BROWN’S SPEECH on Tuesday gave a glowing account of the British economy. That’s not how it seems to thousands of workers across Britain who learned in the last week that they face the dole.
Some 8,000 textile workers could be sacked as a result of Marks & Spencer’s drive to boost profits. The retail firm cancelled a contract with textile company William Baird last month. Some 4,000 Baird workers received redundancy notices last week, and thousands more could face the axe too. Days later M&S cancelled its contract with clothing firm Daks Simpson, which may cost a further 800 jobs at two factories in Scotland.
Over 1,000 jobs have gone in the north east of England with the closure of the Rothmans tobacco factory and the area’s last colliery at Ellington.
Rolls Royce, the aero engine manufacturer, is set to cut up to 400 jobs at its Derby plant.

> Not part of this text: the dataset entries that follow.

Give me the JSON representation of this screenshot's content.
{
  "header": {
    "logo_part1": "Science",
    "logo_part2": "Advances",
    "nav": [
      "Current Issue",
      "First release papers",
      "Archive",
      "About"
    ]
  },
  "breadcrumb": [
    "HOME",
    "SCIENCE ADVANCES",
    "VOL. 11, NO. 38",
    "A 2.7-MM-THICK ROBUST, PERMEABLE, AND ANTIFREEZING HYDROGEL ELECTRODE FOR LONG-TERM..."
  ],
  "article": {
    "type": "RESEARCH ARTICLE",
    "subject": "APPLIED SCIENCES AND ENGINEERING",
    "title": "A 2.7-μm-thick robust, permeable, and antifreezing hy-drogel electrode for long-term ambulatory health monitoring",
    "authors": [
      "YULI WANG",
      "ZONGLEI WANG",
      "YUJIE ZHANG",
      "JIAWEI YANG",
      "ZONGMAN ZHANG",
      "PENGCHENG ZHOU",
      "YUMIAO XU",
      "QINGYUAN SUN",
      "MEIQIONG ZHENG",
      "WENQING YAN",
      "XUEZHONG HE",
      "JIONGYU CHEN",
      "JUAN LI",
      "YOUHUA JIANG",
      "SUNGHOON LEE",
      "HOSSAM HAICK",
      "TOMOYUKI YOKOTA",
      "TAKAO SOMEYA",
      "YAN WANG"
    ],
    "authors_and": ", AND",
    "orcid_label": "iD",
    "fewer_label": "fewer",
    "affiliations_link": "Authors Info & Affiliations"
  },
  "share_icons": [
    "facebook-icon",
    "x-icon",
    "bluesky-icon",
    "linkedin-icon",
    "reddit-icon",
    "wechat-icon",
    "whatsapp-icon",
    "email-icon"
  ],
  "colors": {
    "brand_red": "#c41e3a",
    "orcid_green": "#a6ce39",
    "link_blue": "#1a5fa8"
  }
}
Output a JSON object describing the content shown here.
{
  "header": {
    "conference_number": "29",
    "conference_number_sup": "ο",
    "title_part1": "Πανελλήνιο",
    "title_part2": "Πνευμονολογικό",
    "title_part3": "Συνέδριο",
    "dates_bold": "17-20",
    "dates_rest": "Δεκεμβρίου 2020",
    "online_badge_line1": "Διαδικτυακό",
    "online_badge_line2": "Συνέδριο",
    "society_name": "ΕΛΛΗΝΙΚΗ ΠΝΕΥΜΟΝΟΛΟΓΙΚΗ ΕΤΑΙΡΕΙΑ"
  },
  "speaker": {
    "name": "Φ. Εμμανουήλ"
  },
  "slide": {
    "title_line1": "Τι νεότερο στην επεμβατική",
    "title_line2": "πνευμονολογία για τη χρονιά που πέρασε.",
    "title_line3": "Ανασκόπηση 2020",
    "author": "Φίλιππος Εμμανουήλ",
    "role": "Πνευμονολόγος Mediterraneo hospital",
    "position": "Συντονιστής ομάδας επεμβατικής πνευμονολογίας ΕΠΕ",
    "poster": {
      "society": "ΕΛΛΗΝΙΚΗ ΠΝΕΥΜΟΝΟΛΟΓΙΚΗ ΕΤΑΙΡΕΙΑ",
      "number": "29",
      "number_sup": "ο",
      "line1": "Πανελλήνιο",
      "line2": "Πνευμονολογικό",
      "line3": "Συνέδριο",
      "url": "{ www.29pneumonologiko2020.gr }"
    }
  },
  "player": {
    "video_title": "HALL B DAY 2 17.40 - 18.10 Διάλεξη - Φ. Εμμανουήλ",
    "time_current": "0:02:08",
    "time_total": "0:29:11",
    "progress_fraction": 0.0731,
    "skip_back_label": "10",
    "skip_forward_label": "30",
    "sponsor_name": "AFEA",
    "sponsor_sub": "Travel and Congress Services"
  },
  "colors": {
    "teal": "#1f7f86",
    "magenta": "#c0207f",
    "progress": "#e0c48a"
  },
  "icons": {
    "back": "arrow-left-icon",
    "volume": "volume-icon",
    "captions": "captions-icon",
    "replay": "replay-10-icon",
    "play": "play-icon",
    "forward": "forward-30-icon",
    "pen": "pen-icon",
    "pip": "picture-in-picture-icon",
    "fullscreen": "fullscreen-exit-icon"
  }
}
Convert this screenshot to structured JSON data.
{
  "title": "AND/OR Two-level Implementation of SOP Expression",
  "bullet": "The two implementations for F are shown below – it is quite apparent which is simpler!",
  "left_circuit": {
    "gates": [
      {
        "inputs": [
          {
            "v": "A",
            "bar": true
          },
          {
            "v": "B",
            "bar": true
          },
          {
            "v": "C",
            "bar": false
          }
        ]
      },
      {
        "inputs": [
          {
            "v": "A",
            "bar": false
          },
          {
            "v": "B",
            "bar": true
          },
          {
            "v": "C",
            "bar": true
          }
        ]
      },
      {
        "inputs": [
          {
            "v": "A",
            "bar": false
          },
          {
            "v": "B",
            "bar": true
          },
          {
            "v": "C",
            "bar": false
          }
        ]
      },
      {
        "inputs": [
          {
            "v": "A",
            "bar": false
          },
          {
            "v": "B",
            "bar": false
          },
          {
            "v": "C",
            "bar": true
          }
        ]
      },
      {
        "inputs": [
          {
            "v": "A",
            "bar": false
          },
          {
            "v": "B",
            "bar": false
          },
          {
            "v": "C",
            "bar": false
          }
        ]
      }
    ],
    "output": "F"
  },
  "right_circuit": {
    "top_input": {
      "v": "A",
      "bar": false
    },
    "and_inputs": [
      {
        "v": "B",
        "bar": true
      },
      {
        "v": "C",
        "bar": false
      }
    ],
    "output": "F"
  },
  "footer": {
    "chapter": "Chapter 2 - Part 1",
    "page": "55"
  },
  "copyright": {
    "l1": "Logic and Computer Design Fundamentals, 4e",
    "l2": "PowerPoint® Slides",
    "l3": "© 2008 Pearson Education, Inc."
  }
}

Brown announced this week that the New Deal will be extended to all the unemployed, not just the under 25s. That means workers who get thrown on the dole will be harassed and threatened with the loss of their benefits. Brown also threatened that some unemployed workers could be forced to sign on every day.